COLLISION COURSE: Andy Tracy had quite the encounter with State College outfield Alex Fuselier during pre-game warmups Tuesday at Medlar Field. Fuselier was shagging fly balls in the outfield as the Crosscutters were stretching in left field and as Fuselier tried to run down a ball, he ran right into Tracy, knocking both men over.
Tracy said he looked up and noticed that Fuselier had a bloody nose. Fuselier ended up being diagnosed with a concussion and was removed from the starting lineup less than an hour before first pitch.
Tracy was uninjured in the collision.
"We were just standing in the outfield and he was power shagging. He just ran into me and we both went down," Tracy said.
The adjustment the Spikes made in their lineup turned out to be a big one as Jodaneli Carvajal was moved to the leadoff spot where he scored three runs, had a pair of hits and drove in a run in the Spikes' 5-2 win.

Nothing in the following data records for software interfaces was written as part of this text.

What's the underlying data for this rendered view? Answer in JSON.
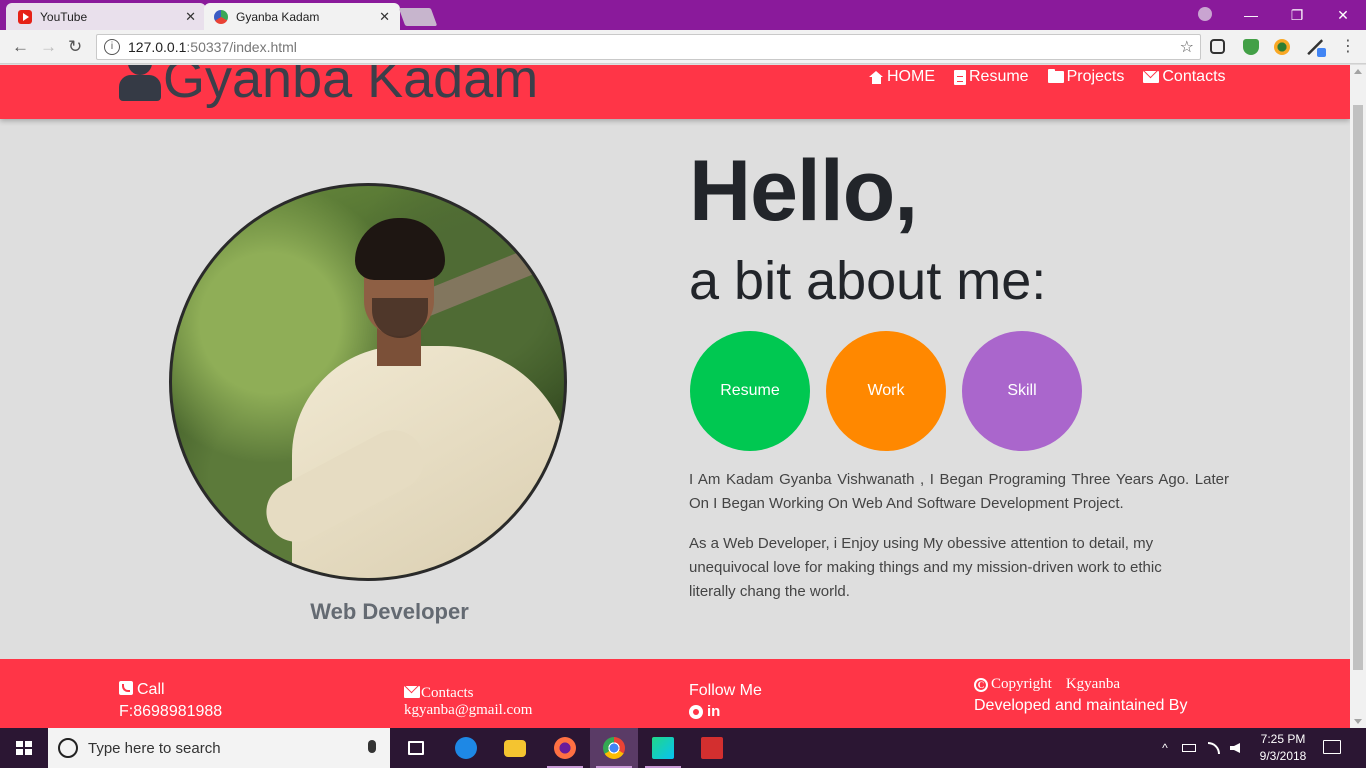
{
  "browser": {
    "tabs": [
      {
        "title": "YouTube",
        "icon": "youtube-icon",
        "close": "✕"
      },
      {
        "title": "Gyanba Kadam",
        "icon": "site-icon",
        "close": "✕"
      }
    ],
    "url_host": "127.0.0.1",
    "url_rest": ":50337/index.html",
    "nav": {
      "back": "←",
      "forward": "→",
      "reload": "↻",
      "info": "i",
      "star": "☆"
    },
    "window": {
      "minimize": "—",
      "maximize": "❐",
      "close": "✕"
    }
  },
  "site": {
    "brand": "Gyanba Kadam",
    "nav": [
      {
        "label": "HOME",
        "icon": "home-icon"
      },
      {
        "label": "Resume",
        "icon": "file-icon"
      },
      {
        "label": "Projects",
        "icon": "folder-icon"
      },
      {
        "label": "Contacts",
        "icon": "envelope-icon"
      }
    ],
    "hero": {
      "greeting": "Hello,",
      "subtitle": "a bit about me:",
      "role": "Web Developer",
      "buttons": [
        "Resume",
        "Work",
        "Skill"
      ],
      "bio_1": "I Am Kadam Gyanba Vishwanath , I Began Programing Three Years Ago. Later On I Began Working On Web And Software Development Project.",
      "bio_2": "As a Web Developer, i Enjoy using My obessive attention to detail, my unequivocal love for making things and my mission-driven work to ethic literally chang the world."
    },
    "footer": {
      "call_label": "Call",
      "phone": "F:8698981988",
      "contacts_label": "Contacts",
      "email": "kgyanba@gmail.com",
      "follow_label": "Follow Me",
      "linkedin": "in",
      "copyright_label": "Copyright",
      "copyright_symbol": "C",
      "copyright_name": "Kgyanba",
      "maintained": "Developed and maintained By"
    },
    "colors": {
      "primary": "#ff3547",
      "resume": "#00c851",
      "work": "#ff8800",
      "skill": "#aa66cc"
    }
  },
  "taskbar": {
    "search_placeholder": "Type here to search",
    "time": "7:25 PM",
    "date": "9/3/2018",
    "tray_chevron": "^"
  }
}
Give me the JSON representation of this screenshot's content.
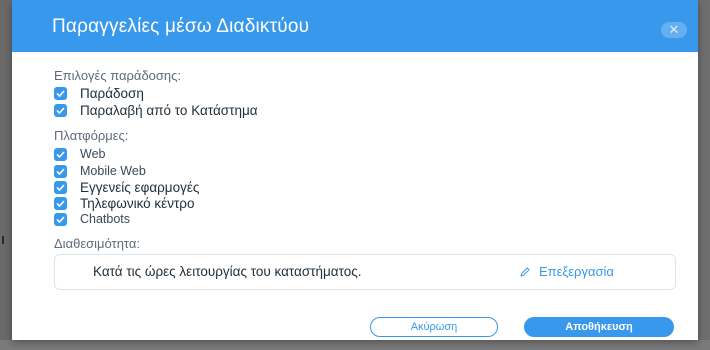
{
  "modal": {
    "title": "Παραγγελίες μέσω Διαδικτύου",
    "close_icon": "close-icon"
  },
  "delivery": {
    "label": "Επιλογές παράδοσης:",
    "options": [
      {
        "label": "Παράδοση",
        "checked": true
      },
      {
        "label": "Παραλαβή από το Κατάστημα",
        "checked": true
      }
    ]
  },
  "platforms": {
    "label": "Πλατφόρμες:",
    "options": [
      {
        "label": "Web",
        "checked": true
      },
      {
        "label": "Mobile Web",
        "checked": true
      },
      {
        "label": "Εγγενείς εφαρμογές",
        "checked": true
      },
      {
        "label": "Τηλεφωνικό κέντρο",
        "checked": true
      },
      {
        "label": "Chatbots",
        "checked": true
      }
    ]
  },
  "availability": {
    "label": "Διαθεσιμότητα:",
    "value": "Κατά τις ώρες λειτουργίας του καταστήματος.",
    "edit_label": "Επεξεργασία",
    "edit_icon": "pencil-icon"
  },
  "footer": {
    "cancel_label": "Ακύρωση",
    "save_label": "Αποθήκευση"
  },
  "colors": {
    "accent": "#3899ec",
    "header": "#3899ec",
    "backdrop": "#6f6f6f"
  }
}
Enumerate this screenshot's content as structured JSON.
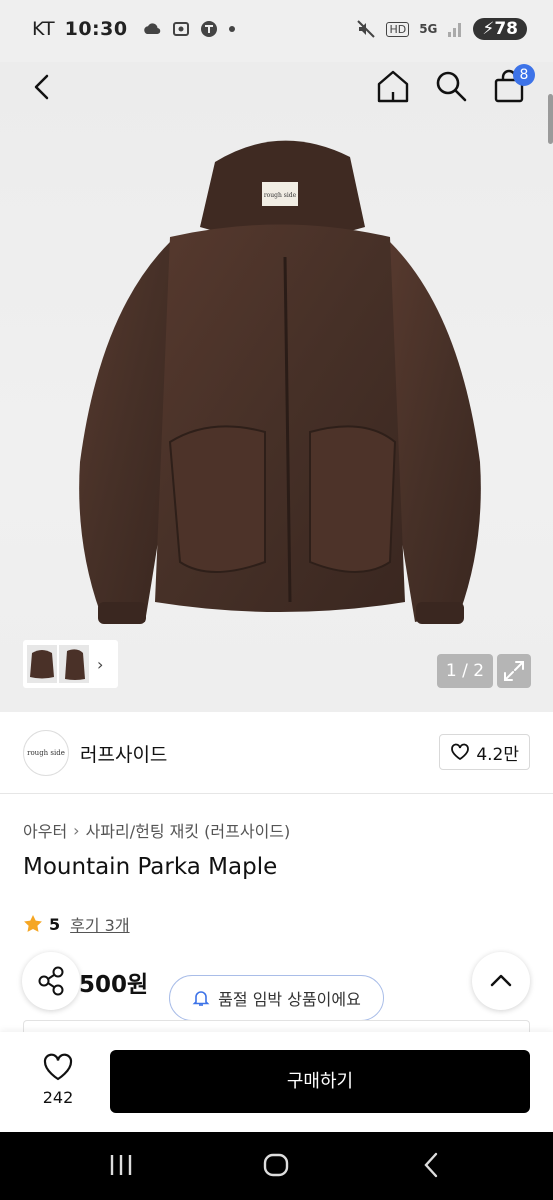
{
  "status_bar": {
    "carrier": "KT",
    "time": "10:30",
    "network": "5G",
    "hd": "HD",
    "battery": "78"
  },
  "header": {
    "cart_count": "8"
  },
  "gallery": {
    "pager": "1 / 2",
    "tag_text": "rough side"
  },
  "brand": {
    "logo_text": "rough side",
    "name": "러프사이드",
    "likes": "4.2만"
  },
  "product": {
    "breadcrumb": [
      "아우터",
      "사파리/헌팅 재킷 (러프사이드)"
    ],
    "title": "Mountain Parka Maple",
    "rating": "5",
    "review_label": "후기 3개",
    "price": "500원",
    "soldout_notice": "품절 임박 상품이에요"
  },
  "bottom_bar": {
    "wish_count": "242",
    "buy_label": "구매하기"
  },
  "colors": {
    "accent_blue": "#3d73e8",
    "star": "#f5a623",
    "jacket_brown": "#4a3128",
    "buy_button": "#000000"
  }
}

"The game's been going on for 110 years and teams have always been throwing in the outfield and guys are always doing their conditioning," Tracy said. "Guys get hit with balls. You just have to be aware. Younger kids aren't aware that there are people out there a lot of times, but that's where you have to do your work. We don't have two or three fields like in spring training. It's just another learning curve."
Fuselier didn't participate in batting practice Wednesday, instead watching from the shade at Bowman Field while sitting in a chair.